It was always hard for him to talk bad about a player who played poorly in a game that he’s covering but he realizes it’s his job and has since embraced that side of the game.
“I’m still learning. I’ve got better and it has become easier because you realize, hey, this is my job and you have to be critical at times. That was the hardest part and just being in front of the camera,” Leinart said. “I have a lot of experience with interviews being in L.A. and all of that stuff. I was never afraid of that but it’s a different animal when you’re sitting at a desk and the red light comes on and you’re on live TV. Fortunately, I love talking football.”
One might wonder how you stay motivated after accomplishing the things Leinart has already achieved at 34 years old. The man won a Heisman, won multiple national championships, was a first round NFL Draft pick, got inducted into the Hall of Fame and gets paid to talk football for a living. It’s hard to top that but true to an athlete’s nature, Leinart doesn’t lack motivation.
“I have a family, I have a son, I’m engaged so obviously my family keeps me motivated just to continue to support them and be a great example for my son and my future kids,” Leinart said. “I love my job at Fox. I love the TV part, staying in the game and just talking and seeing these kids succeed and have fun. I think football was a small part of my life in the grand scheme of things. It gave me a great platform to do what I do and a great foundation to build on and I’m grateful for that but there’s a lot of great things ahead of me.”
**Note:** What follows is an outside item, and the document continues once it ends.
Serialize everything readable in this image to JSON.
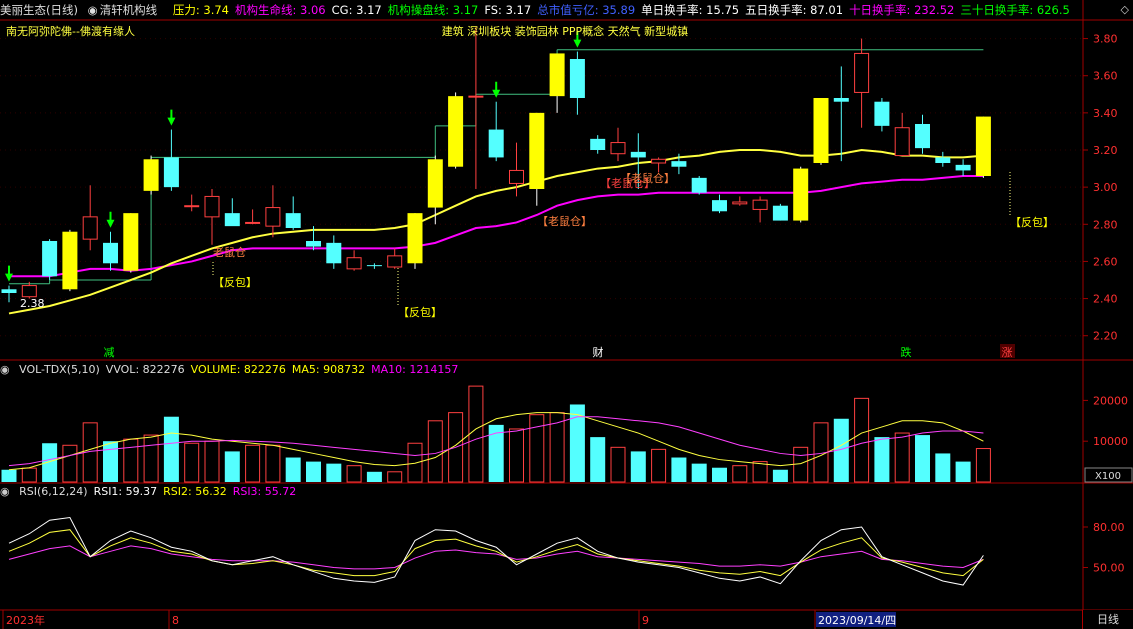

“The Most Interesting Fan”
The party has been underway for nearly an hour and the line to get Dos Equis is stretching further and further closer to the statue. The bartenders are just operating like an assembly line at this point.
Everyone is having a good time and keeps glancing at the stage where they are going to announce the winner. The host addresses the crowd and brings out the finalists; Baton Rouge’s Christian “Tiger Eye Guy” Christoffersen and Ann Arbor’s Terrance Still.
Christoffersen, a 21-year old student, is wearing a tiger head for a hat and a purple and yellow flag as a cape around his suit. Georgia fans in attendance boo showing southern rivalries never stop. Still’s face is painted blue and maize while he dons a wolverine headpiece to go with his suit, which is a look that startles Riggle when he makes he gets on stage.
All of a sudden, a marching band comes into the room, drums are blasting and following behind is “The Most Interesting Man” Augustin Legrand, with two beautiful women in red gowns holding on to each arm. In his hand is a Dos Equis Amber and he cheers the bottles that fans reach out on his way to the stage.
Fans are in awe over the presence of “The Most Interesting Man.” Moments later, confetti shoots out and “The Most Interesting Fan” statue is revealed. It’s the image Christoffersen in his hat and cape with a No. 1 foam finger, holding a tray of sandwiches.
Flashes are going off like paparazzi while Christoffersen and Legrand hold their bottles up and pose with the statue, concluding a journey that started at the beginning of the 2017 college football season.
There’s mascots dancing in the crowd and everyone is enjoying their beer. It’s quite the celebratory sendoff before the following night’s epic Alabama-Georgia overtime thriller. All of it feels like the ultimate tailgate party and captures the college football atmosphere perfectly.
After the glamorous weekend in Atlanta, one thing is certain; Dos Equis understands this sport’s culture and continues to showcase why it’s the beer of college football. Like Riggle said, win or lose, you’re still having a good time.
Joshua Caudill is a writer for CraveOnline, the co-founder of Dirtfork, a hockey fanatic, a pro wrestling connoisseur and an expert on all things Patrick Swayze. You can follow him on Twitter @JoshuaCaudill85 or “like” CraveOnline on Facebook.